A multi-institutional research collaboration has created a novel approach for fabricating three-dimensional micro-optics through the shape-defined formation of porous silicon (PSi), with broad impacts in integrated optoelectronics, imaging, and photovoltaics.

Working with colleagues at Stanford and The Dow Chemical Company, researchers at the University of Illinois at Urbana-Champaign fabricated 3-D birefringent...

Im Focus: Quantum Particles Form Droplets

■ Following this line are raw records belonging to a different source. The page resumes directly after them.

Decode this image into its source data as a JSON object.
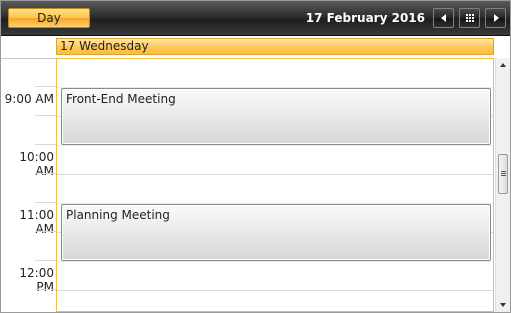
{
  "toolbar": {
    "view_label": "Day",
    "current_date": "17 February 2016"
  },
  "day": {
    "header": "17 Wednesday"
  },
  "time_labels": [
    "9:00 AM",
    "10:00 AM",
    "11:00 AM",
    "12:00 PM"
  ],
  "appointments": [
    {
      "title": "Front-End Meeting",
      "start": "9:00 AM",
      "end": "10:00 AM"
    },
    {
      "title": "Planning Meeting",
      "start": "11:00 AM",
      "end": "12:00 PM"
    }
  ],
  "icons": {
    "prev": "triangle-left-icon",
    "today": "calendar-grid-icon",
    "next": "triangle-right-icon",
    "scroll_up": "triangle-up-icon",
    "scroll_down": "triangle-down-icon"
  },
  "colors": {
    "accent": "#ffc24a",
    "header_bg": "#2f2f2f",
    "day_border": "#f0c040"
  }
}
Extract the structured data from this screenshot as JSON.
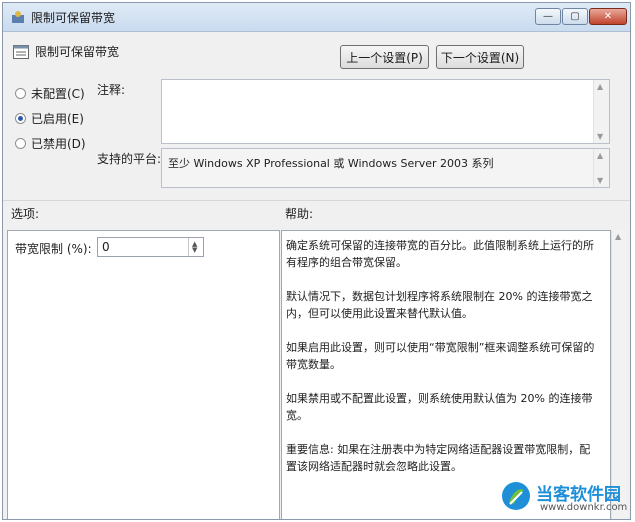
{
  "window": {
    "title": "限制可保留带宽",
    "controls": {
      "minimize": "—",
      "maximize": "▢",
      "close": "✕"
    }
  },
  "header": {
    "policy_name": "限制可保留带宽",
    "prev_button": "上一个设置(P)",
    "next_button": "下一个设置(N)"
  },
  "state": {
    "options": [
      {
        "label": "未配置(C)",
        "selected": false
      },
      {
        "label": "已启用(E)",
        "selected": true
      },
      {
        "label": "已禁用(D)",
        "selected": false
      }
    ]
  },
  "comment": {
    "label": "注释:",
    "value": ""
  },
  "platform": {
    "label": "支持的平台:",
    "value": "至少 Windows XP Professional 或 Windows Server 2003 系列"
  },
  "options_section": {
    "label": "选项:",
    "field_label": "带宽限制 (%):",
    "field_value": "0"
  },
  "help_section": {
    "label": "帮助:",
    "paragraphs": [
      "确定系统可保留的连接带宽的百分比。此值限制系统上运行的所有程序的组合带宽保留。",
      "默认情况下，数据包计划程序将系统限制在 20% 的连接带宽之内，但可以使用此设置来替代默认值。",
      "如果启用此设置，则可以使用“带宽限制”框来调整系统可保留的带宽数量。",
      "如果禁用或不配置此设置，则系统使用默认值为 20% 的连接带宽。",
      "重要信息: 如果在注册表中为特定网络适配器设置带宽限制，配置该网络适配器时就会忽略此设置。"
    ]
  },
  "watermark": {
    "title": "当客软件园",
    "url": "www.downkr.com"
  },
  "colors": {
    "accent": "#2b5aa8",
    "watermark_blue": "#1f8fd8",
    "watermark_green": "#6fc13a"
  }
}
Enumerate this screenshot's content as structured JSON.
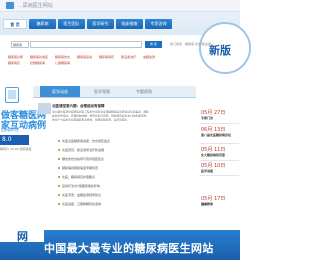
{
  "header": {
    "site_title": "...尿病医生网站"
  },
  "nav": {
    "home": "首 页",
    "tabs": [
      "糖尿病",
      "医生团队",
      "医学研究",
      "临床指南",
      "专家咨询"
    ]
  },
  "search": {
    "select_value": "糖尿病",
    "button": "搜 索",
    "hot_label": "热门搜索：糖尿病 饮食 胰岛素"
  },
  "links": {
    "row": [
      "糖尿病诊断",
      "糖尿病并发症",
      "糖尿病饮食",
      "糖尿病运动",
      "糖尿病用药",
      "胰岛素治疗",
      "血糖监测",
      "糖尿病足",
      "妊娠糖尿病",
      "儿童糖尿病"
    ]
  },
  "badge": {
    "text": "新版"
  },
  "left_banner": {
    "line1": "做客糖医网",
    "line2": "家互动病例",
    "line3": "互动病例讨论",
    "tag_text": "8.0",
    "sub_text": "每周六 18.00 视频讲座"
  },
  "main": {
    "tabs": [
      "医学动态",
      "医学视频",
      "专题视角"
    ],
    "active_tab": 0,
    "article_title": "北医课堂第六期：合理运动有保障",
    "article_lines": [
      "第六期北医课堂将邀请北医三院内分泌科专家讲解糖尿病患者运动注意事项，帮助",
      "病友科学运动、合理控制血糖，降低并发症风险，同时解答病友关心的各类问题。",
      "欢迎广大病友及家属踊跃报名参加，现场名额有限，请尽早报名。"
    ],
    "list": [
      "北医北医糖尿病讲座：饮食误区盘点",
      "北医研究：胰岛素泵治疗新进展",
      "糖友的饮食指导与营养搭配建议",
      "糖尿病视网膜病变早期筛查",
      "北医：糖尿病足护理要点",
      "运动疗法对2型糖尿病的影响",
      "北医专家：血糖监测频率建议",
      "北医讲座：口服降糖药的选择"
    ]
  },
  "right": {
    "items": [
      {
        "date": "05月 27日",
        "text": "专家门诊"
      },
      {
        "date": "06月 13日",
        "text": "第八届北医糖尿病论坛"
      },
      {
        "date": "05月 11日",
        "text": "北大糖尿病研究室"
      },
      {
        "date": "05月 10日",
        "text": "医学讲座"
      },
      {
        "date": "05月 17日",
        "text": "健康教育"
      }
    ]
  },
  "footer": {
    "logo_text": "网",
    "slogan": "中国最大最专业的糖尿病医生网站"
  },
  "colors": {
    "nav_blue": "#1e6fc0",
    "accent_red": "#c0392b",
    "footer_blue": "#1a5fab"
  }
}
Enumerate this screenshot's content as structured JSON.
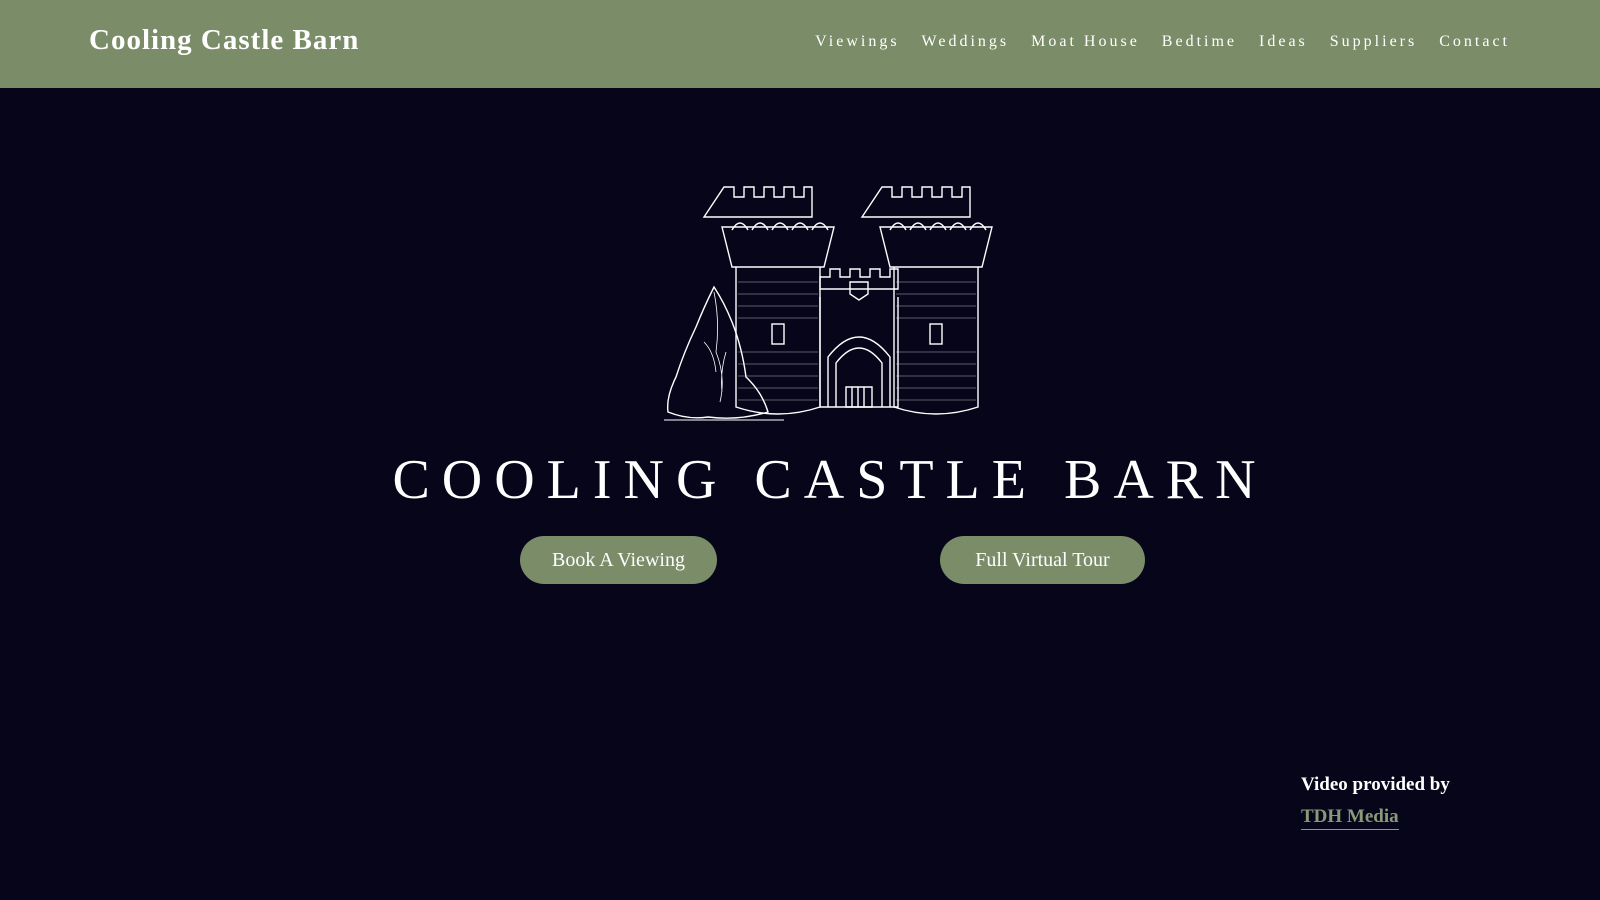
{
  "header": {
    "site_title": "Cooling Castle Barn",
    "nav": [
      "Viewings",
      "Weddings",
      "Moat House",
      "Bedtime",
      "Ideas",
      "Suppliers",
      "Contact"
    ]
  },
  "hero": {
    "logo_icon": "castle-gatehouse-illustration",
    "title": "COOLING CASTLE BARN",
    "buttons": {
      "book": "Book A Viewing",
      "tour": "Full Virtual Tour"
    }
  },
  "credit": {
    "label": "Video provided by",
    "link": "TDH Media"
  },
  "colors": {
    "header_bg": "#7b8c69",
    "page_bg": "#07051a",
    "button_bg": "#7b8c69",
    "link": "#8a9a78"
  }
}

In experiments with magnetic atoms conducted at extremely low temperatures, scientists have demonstrated a unique phase of matter: The atoms form a new type of quantum liquid or quantum droplet state. These so called quantum droplets may preserve their form in absence of external confinement because of quantum effects. The joint team of experimental physicists from Innsbruck and theoretical physicists from Hannover report on their findings in the journal Physical Review X.

“Our Quantum droplets are in the gas phase but they still drop like a rock,” explains experimental physicist Francesca Ferlaino when talking about the...

All Focus news of the innovation-report >>>

Anzeige

Anzeige

Event News

ICTM Conference 2017: Production technology for turbomachine manufacturing of the future

16.11.2016 | Event News

Innovation Day Laser Technology – Laser Additive Manufacturing

01.11.2016 | Event News

#IC2S2: When Social Science meets Computer Science - GESIS will host the IC2S2 conference 2017

14.10.2016 | Event News

 
Latest News

Researchers identify potentially druggable mutant p53 proteins that promote cancer growth

09.12.2016 | Life Sciences

Scientists produce a new roadmap for guiding development & conservation in the Amazon

09.12.2016 | Ecology, The Environment and Conservation

Satellites, airport visibility readings shed light on troops' exposure to air pollution

09.12.2016 | Health and Medicine

VideoLinks
B2B-VideoLinks
More VideoLinks >>>